DIRECTIONS FOR THIS TASK:
Each line of the data should be duplicated precisely.

LISTED RECORDS:
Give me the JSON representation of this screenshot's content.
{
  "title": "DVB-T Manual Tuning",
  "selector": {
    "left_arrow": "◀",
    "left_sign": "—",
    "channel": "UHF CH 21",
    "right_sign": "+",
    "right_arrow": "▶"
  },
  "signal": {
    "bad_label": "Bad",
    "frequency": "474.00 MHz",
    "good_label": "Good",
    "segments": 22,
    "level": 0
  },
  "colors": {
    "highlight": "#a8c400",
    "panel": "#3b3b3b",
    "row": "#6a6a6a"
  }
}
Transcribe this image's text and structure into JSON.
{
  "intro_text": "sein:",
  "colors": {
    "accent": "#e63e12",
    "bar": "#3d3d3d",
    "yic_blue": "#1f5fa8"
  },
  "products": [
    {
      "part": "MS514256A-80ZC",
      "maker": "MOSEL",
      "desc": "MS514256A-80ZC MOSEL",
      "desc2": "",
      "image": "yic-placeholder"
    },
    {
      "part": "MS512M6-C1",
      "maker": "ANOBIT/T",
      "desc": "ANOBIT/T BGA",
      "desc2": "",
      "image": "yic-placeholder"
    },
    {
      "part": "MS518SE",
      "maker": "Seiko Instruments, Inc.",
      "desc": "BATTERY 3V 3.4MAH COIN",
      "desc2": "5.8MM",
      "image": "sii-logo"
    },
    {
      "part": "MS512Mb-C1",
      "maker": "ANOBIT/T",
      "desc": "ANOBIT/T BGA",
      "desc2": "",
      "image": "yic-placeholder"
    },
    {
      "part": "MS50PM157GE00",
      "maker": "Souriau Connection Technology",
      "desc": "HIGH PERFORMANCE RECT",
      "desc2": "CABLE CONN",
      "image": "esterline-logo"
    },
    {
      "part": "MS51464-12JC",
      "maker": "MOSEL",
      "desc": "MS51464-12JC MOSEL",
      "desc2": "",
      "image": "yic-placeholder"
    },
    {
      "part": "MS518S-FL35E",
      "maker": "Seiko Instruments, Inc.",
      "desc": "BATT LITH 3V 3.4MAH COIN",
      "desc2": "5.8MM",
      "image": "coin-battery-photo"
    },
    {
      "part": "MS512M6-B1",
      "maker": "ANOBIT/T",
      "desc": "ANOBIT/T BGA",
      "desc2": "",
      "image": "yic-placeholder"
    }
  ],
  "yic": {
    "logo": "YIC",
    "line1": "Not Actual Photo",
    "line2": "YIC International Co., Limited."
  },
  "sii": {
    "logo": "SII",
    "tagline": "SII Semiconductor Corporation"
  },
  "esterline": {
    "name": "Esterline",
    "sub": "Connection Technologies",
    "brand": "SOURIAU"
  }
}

TASK ANSWER:
Give me the JSON representation of this screenshot's content.
{
  "title": "DVB-T Manual Tuning",
  "selector": {
    "left_arrow": "◀",
    "left_sign": "—",
    "channel": "UHF CH 21",
    "right_sign": "+",
    "right_arrow": "▶"
  },
  "signal": {
    "bad_label": "Bad",
    "frequency": "474.00 MHz",
    "good_label": "Good",
    "segments": 22,
    "level": 0
  },
  "colors": {
    "highlight": "#a8c400",
    "panel": "#3b3b3b",
    "row": "#6a6a6a"
  }
}
Transcribe this image's text and structure into JSON.
{
  "intro_text": "sein:",
  "colors": {
    "accent": "#e63e12",
    "bar": "#3d3d3d",
    "yic_blue": "#1f5fa8"
  },
  "products": [
    {
      "part": "MS514256A-80ZC",
      "maker": "MOSEL",
      "desc": "MS514256A-80ZC MOSEL",
      "desc2": "",
      "image": "yic-placeholder"
    },
    {
      "part": "MS512M6-C1",
      "maker": "ANOBIT/T",
      "desc": "ANOBIT/T BGA",
      "desc2": "",
      "image": "yic-placeholder"
    },
    {
      "part": "MS518SE",
      "maker": "Seiko Instruments, Inc.",
      "desc": "BATTERY 3V 3.4MAH COIN",
      "desc2": "5.8MM",
      "image": "sii-logo"
    },
    {
      "part": "MS512Mb-C1",
      "maker": "ANOBIT/T",
      "desc": "ANOBIT/T BGA",
      "desc2": "",
      "image": "yic-placeholder"
    },
    {
      "part": "MS50PM157GE00",
      "maker": "Souriau Connection Technology",
      "desc": "HIGH PERFORMANCE RECT",
      "desc2": "CABLE CONN",
      "image": "esterline-logo"
    },
    {
      "part": "MS51464-12JC",
      "maker": "MOSEL",
      "desc": "MS51464-12JC MOSEL",
      "desc2": "",
      "image": "yic-placeholder"
    },
    {
      "part": "MS518S-FL35E",
      "maker": "Seiko Instruments, Inc.",
      "desc": "BATT LITH 3V 3.4MAH COIN",
      "desc2": "5.8MM",
      "image": "coin-battery-photo"
    },
    {
      "part": "MS512M6-B1",
      "maker": "ANOBIT/T",
      "desc": "ANOBIT/T BGA",
      "desc2": "",
      "image": "yic-placeholder"
    }
  ],
  "yic": {
    "logo": "YIC",
    "line1": "Not Actual Photo",
    "line2": "YIC International Co., Limited."
  },
  "sii": {
    "logo": "SII",
    "tagline": "SII Semiconductor Corporation"
  },
  "esterline": {
    "name": "Esterline",
    "sub": "Connection Technologies",
    "brand": "SOURIAU"
  }
}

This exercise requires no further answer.